- _WORK INSTRUCTION_: Across all the records, filter for lines with the word "значки" and copy them.

- _DATA EXCERPTS_:
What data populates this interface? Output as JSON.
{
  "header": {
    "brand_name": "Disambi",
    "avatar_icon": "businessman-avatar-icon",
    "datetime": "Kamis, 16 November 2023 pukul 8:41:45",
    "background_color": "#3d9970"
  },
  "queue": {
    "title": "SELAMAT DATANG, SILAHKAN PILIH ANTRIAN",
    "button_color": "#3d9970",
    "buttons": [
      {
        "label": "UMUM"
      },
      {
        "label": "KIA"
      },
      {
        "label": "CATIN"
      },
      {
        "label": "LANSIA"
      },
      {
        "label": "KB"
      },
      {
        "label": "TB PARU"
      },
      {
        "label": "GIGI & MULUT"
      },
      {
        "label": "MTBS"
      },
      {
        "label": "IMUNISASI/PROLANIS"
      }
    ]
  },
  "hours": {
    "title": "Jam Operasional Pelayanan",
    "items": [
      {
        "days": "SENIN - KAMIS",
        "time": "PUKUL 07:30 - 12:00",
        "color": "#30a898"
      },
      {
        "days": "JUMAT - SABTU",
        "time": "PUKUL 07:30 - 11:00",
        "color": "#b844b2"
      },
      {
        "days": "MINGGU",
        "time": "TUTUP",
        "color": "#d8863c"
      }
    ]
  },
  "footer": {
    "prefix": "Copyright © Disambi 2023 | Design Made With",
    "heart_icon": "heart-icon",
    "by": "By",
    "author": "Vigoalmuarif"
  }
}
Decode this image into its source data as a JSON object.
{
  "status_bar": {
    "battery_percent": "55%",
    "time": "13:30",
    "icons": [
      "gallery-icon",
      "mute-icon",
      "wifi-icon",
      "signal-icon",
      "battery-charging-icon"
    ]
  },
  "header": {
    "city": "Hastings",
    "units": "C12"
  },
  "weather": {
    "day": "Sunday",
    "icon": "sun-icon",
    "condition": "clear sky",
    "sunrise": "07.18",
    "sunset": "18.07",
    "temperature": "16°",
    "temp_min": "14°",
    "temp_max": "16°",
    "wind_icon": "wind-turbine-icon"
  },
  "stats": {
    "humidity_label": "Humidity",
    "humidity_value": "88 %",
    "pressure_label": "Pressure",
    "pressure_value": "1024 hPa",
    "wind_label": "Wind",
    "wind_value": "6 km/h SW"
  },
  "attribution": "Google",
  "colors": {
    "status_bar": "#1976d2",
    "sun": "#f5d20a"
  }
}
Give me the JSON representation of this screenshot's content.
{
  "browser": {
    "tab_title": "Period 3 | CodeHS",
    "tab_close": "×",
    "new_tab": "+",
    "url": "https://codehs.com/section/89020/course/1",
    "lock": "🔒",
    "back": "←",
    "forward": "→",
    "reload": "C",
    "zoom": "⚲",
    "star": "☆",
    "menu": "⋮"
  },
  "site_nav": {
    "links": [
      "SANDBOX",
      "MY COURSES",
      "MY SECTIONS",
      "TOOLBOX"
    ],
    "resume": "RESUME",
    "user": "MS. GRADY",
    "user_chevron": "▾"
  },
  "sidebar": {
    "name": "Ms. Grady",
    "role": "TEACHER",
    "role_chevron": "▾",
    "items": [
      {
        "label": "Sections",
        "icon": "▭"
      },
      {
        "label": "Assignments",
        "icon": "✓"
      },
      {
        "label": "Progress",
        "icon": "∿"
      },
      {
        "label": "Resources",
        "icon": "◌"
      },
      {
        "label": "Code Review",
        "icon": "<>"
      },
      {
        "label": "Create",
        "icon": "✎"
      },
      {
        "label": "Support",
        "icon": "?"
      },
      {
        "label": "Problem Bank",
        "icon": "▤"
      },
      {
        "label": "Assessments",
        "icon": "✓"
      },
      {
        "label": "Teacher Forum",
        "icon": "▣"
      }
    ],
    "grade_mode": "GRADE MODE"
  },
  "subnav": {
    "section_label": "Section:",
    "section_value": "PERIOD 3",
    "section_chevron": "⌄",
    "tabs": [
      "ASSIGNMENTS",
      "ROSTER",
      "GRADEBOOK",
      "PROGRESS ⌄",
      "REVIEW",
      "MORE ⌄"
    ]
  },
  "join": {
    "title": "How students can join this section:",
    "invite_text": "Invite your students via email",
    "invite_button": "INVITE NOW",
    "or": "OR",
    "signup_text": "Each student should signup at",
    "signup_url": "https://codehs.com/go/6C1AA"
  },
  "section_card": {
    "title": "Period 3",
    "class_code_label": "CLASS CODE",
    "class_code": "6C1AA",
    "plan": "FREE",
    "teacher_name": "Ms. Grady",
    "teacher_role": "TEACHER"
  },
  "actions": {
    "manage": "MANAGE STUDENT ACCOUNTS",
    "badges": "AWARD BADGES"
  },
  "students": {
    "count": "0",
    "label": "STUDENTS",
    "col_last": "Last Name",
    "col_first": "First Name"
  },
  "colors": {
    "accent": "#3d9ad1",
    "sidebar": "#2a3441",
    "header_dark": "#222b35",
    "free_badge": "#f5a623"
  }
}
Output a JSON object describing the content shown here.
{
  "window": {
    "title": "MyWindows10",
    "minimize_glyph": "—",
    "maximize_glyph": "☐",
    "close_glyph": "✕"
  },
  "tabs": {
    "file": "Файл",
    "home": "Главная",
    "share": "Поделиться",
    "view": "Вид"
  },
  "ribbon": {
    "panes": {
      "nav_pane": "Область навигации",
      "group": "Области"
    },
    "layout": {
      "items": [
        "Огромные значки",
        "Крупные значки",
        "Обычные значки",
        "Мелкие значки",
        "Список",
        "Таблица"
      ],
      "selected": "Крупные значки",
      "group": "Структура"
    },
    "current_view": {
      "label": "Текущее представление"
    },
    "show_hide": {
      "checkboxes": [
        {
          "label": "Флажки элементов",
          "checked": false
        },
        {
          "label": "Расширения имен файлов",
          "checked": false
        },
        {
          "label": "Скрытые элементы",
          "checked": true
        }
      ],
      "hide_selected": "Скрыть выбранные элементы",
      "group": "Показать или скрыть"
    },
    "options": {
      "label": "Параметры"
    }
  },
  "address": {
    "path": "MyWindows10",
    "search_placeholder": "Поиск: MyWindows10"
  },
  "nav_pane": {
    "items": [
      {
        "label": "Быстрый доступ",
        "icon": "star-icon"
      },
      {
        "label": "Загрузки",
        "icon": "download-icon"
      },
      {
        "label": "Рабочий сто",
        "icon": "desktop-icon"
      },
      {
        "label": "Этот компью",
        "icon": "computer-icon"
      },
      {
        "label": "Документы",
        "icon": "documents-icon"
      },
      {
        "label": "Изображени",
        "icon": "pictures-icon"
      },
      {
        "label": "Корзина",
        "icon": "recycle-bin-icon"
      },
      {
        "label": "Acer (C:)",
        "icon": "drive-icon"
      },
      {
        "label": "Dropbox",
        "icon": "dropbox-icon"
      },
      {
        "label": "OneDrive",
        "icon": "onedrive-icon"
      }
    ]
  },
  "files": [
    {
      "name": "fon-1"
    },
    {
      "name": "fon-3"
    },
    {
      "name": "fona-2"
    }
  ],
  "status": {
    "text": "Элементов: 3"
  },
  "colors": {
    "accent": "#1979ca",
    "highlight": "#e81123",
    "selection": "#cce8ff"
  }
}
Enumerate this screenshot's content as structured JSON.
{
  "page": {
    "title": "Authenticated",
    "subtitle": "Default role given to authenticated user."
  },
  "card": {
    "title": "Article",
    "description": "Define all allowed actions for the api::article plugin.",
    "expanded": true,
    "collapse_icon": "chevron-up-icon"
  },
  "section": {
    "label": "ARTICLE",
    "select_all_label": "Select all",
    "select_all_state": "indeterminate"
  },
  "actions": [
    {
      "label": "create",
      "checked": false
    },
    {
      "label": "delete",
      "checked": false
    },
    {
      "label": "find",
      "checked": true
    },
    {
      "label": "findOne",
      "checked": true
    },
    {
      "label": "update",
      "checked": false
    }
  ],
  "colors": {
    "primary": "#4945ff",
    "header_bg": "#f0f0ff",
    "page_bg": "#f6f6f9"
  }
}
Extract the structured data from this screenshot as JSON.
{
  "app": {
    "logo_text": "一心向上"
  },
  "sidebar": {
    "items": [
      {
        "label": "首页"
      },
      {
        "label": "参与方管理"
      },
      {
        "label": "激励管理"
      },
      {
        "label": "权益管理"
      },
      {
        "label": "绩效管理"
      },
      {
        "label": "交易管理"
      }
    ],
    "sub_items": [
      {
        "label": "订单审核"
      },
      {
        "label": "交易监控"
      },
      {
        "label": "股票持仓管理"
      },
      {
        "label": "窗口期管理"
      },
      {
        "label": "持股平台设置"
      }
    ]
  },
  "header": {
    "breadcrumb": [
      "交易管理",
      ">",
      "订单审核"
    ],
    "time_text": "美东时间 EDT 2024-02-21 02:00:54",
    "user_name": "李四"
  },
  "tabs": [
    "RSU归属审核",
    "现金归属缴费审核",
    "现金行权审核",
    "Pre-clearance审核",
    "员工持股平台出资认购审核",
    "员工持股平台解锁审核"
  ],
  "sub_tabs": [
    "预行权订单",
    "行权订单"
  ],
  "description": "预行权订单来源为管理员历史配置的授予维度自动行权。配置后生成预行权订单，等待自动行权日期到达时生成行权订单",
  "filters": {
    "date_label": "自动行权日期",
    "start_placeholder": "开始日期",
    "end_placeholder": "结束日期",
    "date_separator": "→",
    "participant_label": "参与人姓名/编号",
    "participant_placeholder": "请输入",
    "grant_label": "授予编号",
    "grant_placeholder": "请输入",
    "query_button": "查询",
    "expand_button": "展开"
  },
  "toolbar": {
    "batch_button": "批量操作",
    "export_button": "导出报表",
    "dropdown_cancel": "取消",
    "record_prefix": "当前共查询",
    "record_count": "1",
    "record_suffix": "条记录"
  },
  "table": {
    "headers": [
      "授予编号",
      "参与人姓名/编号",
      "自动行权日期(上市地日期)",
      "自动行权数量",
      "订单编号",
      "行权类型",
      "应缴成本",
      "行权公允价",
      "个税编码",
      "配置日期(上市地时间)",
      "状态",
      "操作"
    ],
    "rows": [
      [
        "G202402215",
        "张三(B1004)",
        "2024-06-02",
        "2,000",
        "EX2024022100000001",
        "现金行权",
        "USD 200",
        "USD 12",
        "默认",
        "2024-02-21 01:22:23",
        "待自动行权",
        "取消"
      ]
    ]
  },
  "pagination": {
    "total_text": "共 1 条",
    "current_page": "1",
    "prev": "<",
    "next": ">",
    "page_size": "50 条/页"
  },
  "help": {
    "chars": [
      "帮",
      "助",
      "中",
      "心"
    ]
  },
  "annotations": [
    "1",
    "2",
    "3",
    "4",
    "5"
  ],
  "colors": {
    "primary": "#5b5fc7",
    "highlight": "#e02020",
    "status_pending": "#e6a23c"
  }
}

- _RESPONSE TO THE EXERCISE_:
        "Огромные значки",
        "Крупные значки",
        "Обычные значки",
        "Мелкие значки",
      "selected": "Крупные значки",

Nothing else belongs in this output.